#### [Work request]
For the records below, say how many lines contain the string "Satsuma". Give no other text.

Items from an interface collection:
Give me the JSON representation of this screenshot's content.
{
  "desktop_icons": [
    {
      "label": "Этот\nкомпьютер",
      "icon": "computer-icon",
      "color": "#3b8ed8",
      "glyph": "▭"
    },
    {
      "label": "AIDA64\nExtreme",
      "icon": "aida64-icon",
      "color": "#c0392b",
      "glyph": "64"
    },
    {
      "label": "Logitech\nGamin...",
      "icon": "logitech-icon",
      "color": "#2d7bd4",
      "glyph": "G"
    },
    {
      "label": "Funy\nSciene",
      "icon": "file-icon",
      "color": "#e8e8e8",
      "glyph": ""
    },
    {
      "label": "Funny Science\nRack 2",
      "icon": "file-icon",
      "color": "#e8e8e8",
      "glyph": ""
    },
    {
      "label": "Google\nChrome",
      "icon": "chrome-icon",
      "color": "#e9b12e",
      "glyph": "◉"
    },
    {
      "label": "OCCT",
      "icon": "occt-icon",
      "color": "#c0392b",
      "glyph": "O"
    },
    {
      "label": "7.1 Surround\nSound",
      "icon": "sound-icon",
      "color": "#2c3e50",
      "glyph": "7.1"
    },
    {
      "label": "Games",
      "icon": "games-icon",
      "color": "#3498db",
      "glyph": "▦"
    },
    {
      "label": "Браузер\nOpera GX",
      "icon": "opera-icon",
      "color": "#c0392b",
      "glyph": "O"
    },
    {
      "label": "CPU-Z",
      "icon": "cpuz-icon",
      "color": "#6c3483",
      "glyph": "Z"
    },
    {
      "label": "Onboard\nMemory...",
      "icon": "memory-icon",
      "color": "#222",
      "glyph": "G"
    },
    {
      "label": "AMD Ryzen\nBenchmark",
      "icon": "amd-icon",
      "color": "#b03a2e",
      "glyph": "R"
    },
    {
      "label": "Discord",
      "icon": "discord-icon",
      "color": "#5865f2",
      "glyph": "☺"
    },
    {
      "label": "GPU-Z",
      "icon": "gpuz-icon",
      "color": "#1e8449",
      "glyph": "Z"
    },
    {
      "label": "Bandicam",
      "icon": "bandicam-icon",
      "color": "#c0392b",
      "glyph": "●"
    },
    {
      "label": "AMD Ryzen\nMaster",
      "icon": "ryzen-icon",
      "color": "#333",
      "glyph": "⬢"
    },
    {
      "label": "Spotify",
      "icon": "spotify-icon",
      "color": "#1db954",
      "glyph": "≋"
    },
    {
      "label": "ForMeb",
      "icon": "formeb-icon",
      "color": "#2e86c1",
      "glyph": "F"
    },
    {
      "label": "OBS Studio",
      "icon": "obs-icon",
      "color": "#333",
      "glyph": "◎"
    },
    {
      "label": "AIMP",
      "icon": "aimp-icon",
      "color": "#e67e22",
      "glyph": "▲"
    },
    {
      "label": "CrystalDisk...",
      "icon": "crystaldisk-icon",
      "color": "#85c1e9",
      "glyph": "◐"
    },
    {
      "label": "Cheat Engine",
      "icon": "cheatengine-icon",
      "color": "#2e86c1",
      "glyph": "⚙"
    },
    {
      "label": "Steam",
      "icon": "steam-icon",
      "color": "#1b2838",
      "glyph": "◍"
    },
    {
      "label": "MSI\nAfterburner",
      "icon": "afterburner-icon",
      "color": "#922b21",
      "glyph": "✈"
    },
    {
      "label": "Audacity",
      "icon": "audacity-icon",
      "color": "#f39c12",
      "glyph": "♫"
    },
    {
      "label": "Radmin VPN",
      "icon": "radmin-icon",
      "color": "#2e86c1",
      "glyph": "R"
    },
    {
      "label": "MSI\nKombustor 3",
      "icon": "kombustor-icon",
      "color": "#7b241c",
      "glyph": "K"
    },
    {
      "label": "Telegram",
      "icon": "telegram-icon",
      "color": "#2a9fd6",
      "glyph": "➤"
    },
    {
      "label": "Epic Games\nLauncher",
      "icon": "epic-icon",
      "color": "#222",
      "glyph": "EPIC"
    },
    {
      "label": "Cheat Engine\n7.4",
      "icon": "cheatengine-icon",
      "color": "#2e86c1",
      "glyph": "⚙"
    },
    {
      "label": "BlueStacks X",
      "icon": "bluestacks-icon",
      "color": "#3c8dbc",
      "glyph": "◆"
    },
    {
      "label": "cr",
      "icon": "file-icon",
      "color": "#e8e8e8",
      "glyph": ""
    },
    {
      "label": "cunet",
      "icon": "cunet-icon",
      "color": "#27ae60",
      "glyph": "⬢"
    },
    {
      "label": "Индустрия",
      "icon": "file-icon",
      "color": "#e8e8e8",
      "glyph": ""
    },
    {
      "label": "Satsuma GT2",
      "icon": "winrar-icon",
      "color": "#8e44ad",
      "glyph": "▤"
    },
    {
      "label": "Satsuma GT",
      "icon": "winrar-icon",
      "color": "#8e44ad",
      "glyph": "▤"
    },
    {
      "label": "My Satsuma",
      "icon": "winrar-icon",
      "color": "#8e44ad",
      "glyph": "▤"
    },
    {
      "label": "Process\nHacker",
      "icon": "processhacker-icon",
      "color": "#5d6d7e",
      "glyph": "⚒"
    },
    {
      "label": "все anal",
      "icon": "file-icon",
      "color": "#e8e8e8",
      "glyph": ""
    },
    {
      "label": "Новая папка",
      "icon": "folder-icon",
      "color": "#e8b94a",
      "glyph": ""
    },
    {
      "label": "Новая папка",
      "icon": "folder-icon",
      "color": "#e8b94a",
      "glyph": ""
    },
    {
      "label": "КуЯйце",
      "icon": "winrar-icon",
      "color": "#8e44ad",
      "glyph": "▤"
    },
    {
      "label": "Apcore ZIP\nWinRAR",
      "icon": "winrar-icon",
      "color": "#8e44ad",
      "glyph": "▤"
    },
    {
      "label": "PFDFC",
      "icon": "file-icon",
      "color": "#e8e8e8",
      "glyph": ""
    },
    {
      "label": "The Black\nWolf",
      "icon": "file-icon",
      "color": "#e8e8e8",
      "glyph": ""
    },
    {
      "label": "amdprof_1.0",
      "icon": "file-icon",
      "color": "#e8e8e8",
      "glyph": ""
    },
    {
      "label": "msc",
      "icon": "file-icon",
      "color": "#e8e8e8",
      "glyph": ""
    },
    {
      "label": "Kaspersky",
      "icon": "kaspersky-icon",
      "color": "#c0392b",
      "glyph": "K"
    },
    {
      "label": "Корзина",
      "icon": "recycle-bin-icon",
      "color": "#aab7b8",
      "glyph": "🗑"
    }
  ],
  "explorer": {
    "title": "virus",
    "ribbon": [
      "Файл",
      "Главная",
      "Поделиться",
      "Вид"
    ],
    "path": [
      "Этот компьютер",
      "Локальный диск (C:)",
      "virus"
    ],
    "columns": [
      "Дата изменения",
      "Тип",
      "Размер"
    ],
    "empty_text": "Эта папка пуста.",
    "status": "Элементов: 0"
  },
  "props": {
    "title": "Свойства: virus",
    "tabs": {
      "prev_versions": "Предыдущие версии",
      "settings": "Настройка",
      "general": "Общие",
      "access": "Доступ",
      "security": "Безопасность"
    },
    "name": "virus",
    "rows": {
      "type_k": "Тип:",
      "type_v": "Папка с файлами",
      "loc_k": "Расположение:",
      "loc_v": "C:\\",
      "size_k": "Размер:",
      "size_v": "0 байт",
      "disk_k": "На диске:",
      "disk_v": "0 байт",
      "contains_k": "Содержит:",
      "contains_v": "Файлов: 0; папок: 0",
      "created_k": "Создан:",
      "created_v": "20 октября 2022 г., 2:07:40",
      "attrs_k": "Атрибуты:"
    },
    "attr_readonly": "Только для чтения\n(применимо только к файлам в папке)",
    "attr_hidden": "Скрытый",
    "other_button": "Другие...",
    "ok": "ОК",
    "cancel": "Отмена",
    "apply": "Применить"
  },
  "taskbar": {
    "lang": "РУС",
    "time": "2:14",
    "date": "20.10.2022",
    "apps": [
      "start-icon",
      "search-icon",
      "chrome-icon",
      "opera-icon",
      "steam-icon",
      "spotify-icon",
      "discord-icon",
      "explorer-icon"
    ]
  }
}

#### [Reply to the task]
3